# Your instructions:
Write the records out exactly as they read, but not the pictures.

# Records excerpted from a collection:
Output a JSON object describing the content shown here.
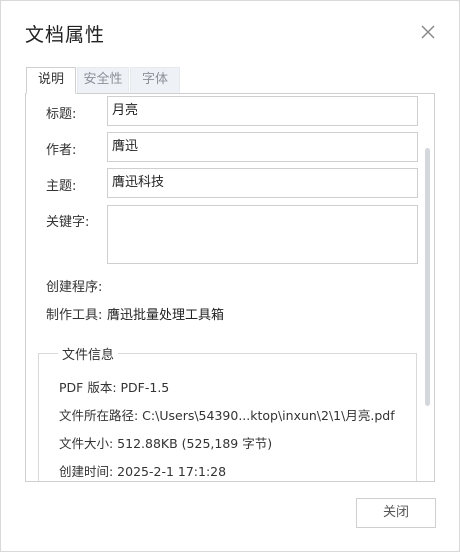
{
  "dialog": {
    "title": "文档属性",
    "close_icon": "close-icon"
  },
  "tabs": [
    {
      "label": "说明",
      "active": true
    },
    {
      "label": "安全性",
      "active": false
    },
    {
      "label": "字体",
      "active": false
    }
  ],
  "description": {
    "title_label": "标题:",
    "title_value": "月亮",
    "author_label": "作者:",
    "author_value": "膺迅",
    "subject_label": "主题:",
    "subject_value": "膺迅科技",
    "keywords_label": "关键字:",
    "keywords_value": "",
    "creator_label": "创建程序:",
    "creator_value": "",
    "producer_label": "制作工具:",
    "producer_value": "膺迅批量处理工具箱"
  },
  "file_info": {
    "legend": "文件信息",
    "pdf_version": "PDF 版本: PDF-1.5",
    "path": "文件所在路径: C:\\Users\\54390...ktop\\inxun\\2\\1\\月亮.pdf",
    "size": "文件大小: 512.88KB (525,189 字节)",
    "created": "创建时间: 2025-2-1 17:1:28"
  },
  "footer": {
    "close_label": "关闭"
  },
  "colors": {
    "border": "#cfcfcf",
    "tab_inactive_bg": "#eef1f5",
    "scroll_thumb": "#d4d7dc"
  }
}
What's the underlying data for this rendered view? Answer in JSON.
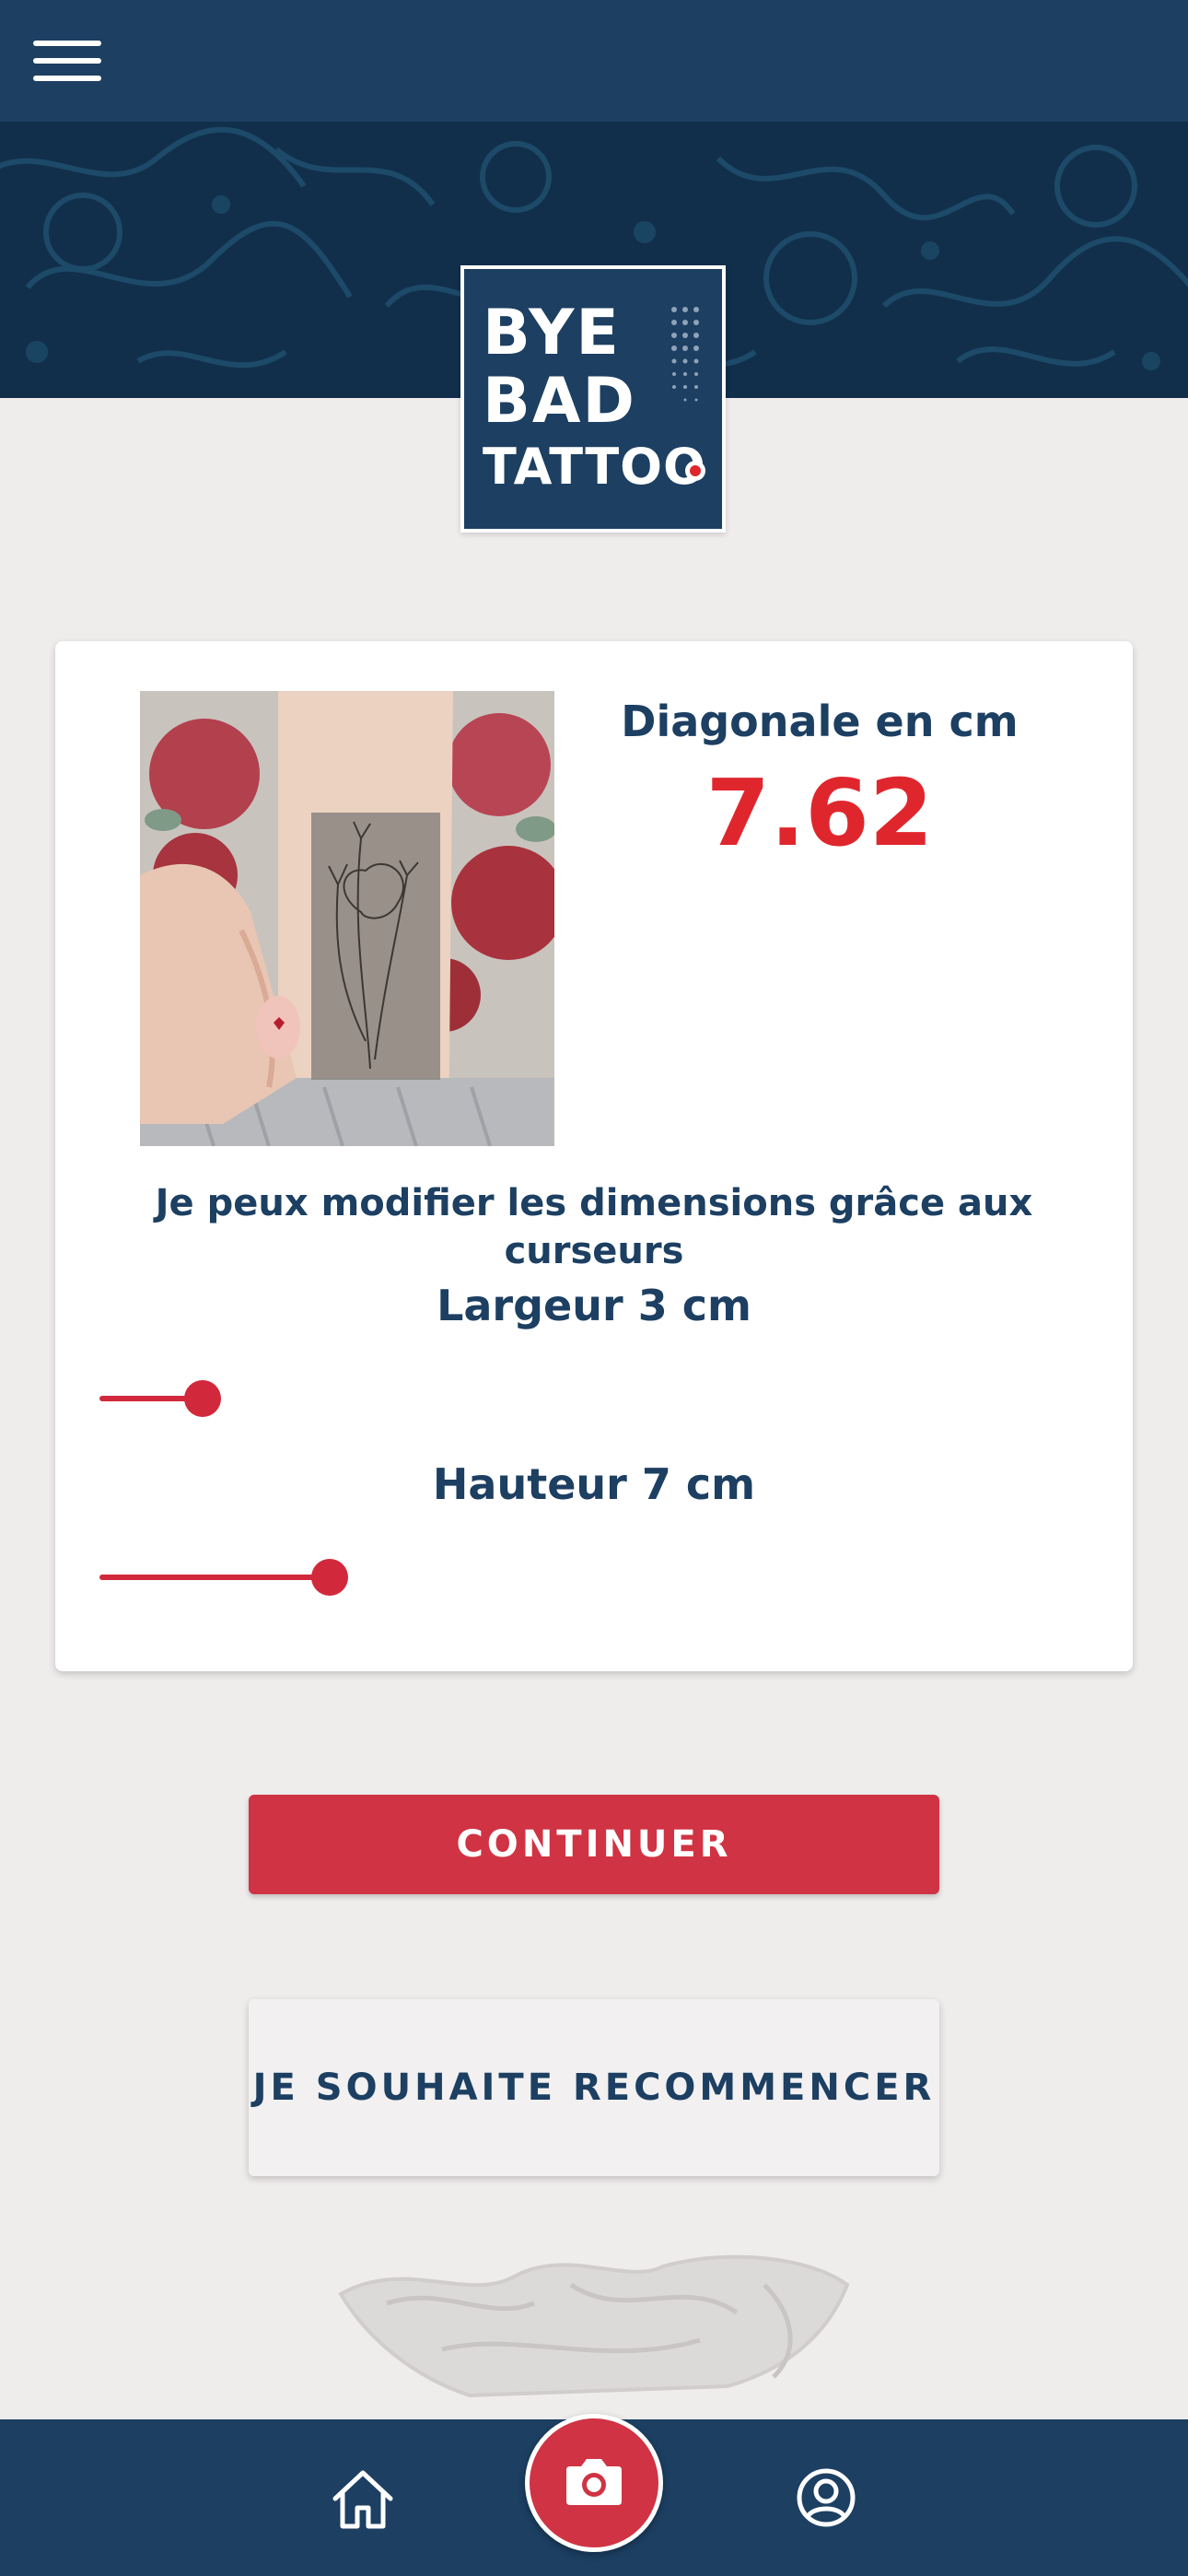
{
  "header": {
    "menu_icon": "hamburger-menu-icon"
  },
  "logo": {
    "line1": "BYE",
    "line2": "BAD",
    "line3": "TATTOO"
  },
  "card": {
    "diagonal_label": "Diagonale en cm",
    "diagonal_value": "7.62",
    "hint": "Je peux modifier les dimensions grâce aux curseurs",
    "width_label": "Largeur 3 cm",
    "height_label": "Hauteur 7 cm",
    "width_slider_value": 3,
    "height_slider_value": 7
  },
  "actions": {
    "continue_label": "CONTINUER",
    "restart_label": "JE SOUHAITE RECOMMENCER"
  },
  "bottom_nav": {
    "home_icon": "home-icon",
    "camera_icon": "camera-icon",
    "profile_icon": "user-profile-icon"
  },
  "colors": {
    "navy": "#1c3f62",
    "accent_red": "#d03343",
    "value_red": "#e0262d",
    "background": "#efecec"
  }
}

# Output for this task:
Output a JSON object describing the content shown here.
{
  "dialog": {
    "title": "文档属性",
    "close_icon": "close-icon"
  },
  "tabs": [
    {
      "label": "说明",
      "active": true
    },
    {
      "label": "安全性",
      "active": false
    },
    {
      "label": "字体",
      "active": false
    }
  ],
  "description": {
    "title_label": "标题:",
    "title_value": "月亮",
    "author_label": "作者:",
    "author_value": "膺迅",
    "subject_label": "主题:",
    "subject_value": "膺迅科技",
    "keywords_label": "关键字:",
    "keywords_value": "",
    "creator_label": "创建程序:",
    "creator_value": "",
    "producer_label": "制作工具:",
    "producer_value": "膺迅批量处理工具箱"
  },
  "file_info": {
    "legend": "文件信息",
    "pdf_version": "PDF 版本: PDF-1.5",
    "path": "文件所在路径: C:\\Users\\54390...ktop\\inxun\\2\\1\\月亮.pdf",
    "size": "文件大小: 512.88KB (525,189 字节)",
    "created": "创建时间: 2025-2-1 17:1:28"
  },
  "footer": {
    "close_label": "关闭"
  },
  "colors": {
    "border": "#cfcfcf",
    "tab_inactive_bg": "#eef1f5",
    "scroll_thumb": "#d4d7dc"
  }
}
What's the underlying data for this rendered view? Answer in JSON.
{
  "header": {
    "menu_icon": "hamburger-menu-icon"
  },
  "logo": {
    "line1": "BYE",
    "line2": "BAD",
    "line3": "TATTOO"
  },
  "card": {
    "diagonal_label": "Diagonale en cm",
    "diagonal_value": "7.62",
    "hint": "Je peux modifier les dimensions grâce aux curseurs",
    "width_label": "Largeur 3 cm",
    "height_label": "Hauteur 7 cm",
    "width_slider_value": 3,
    "height_slider_value": 7
  },
  "actions": {
    "continue_label": "CONTINUER",
    "restart_label": "JE SOUHAITE RECOMMENCER"
  },
  "bottom_nav": {
    "home_icon": "home-icon",
    "camera_icon": "camera-icon",
    "profile_icon": "user-profile-icon"
  },
  "colors": {
    "navy": "#1c3f62",
    "accent_red": "#d03343",
    "value_red": "#e0262d",
    "background": "#efecec"
  }
}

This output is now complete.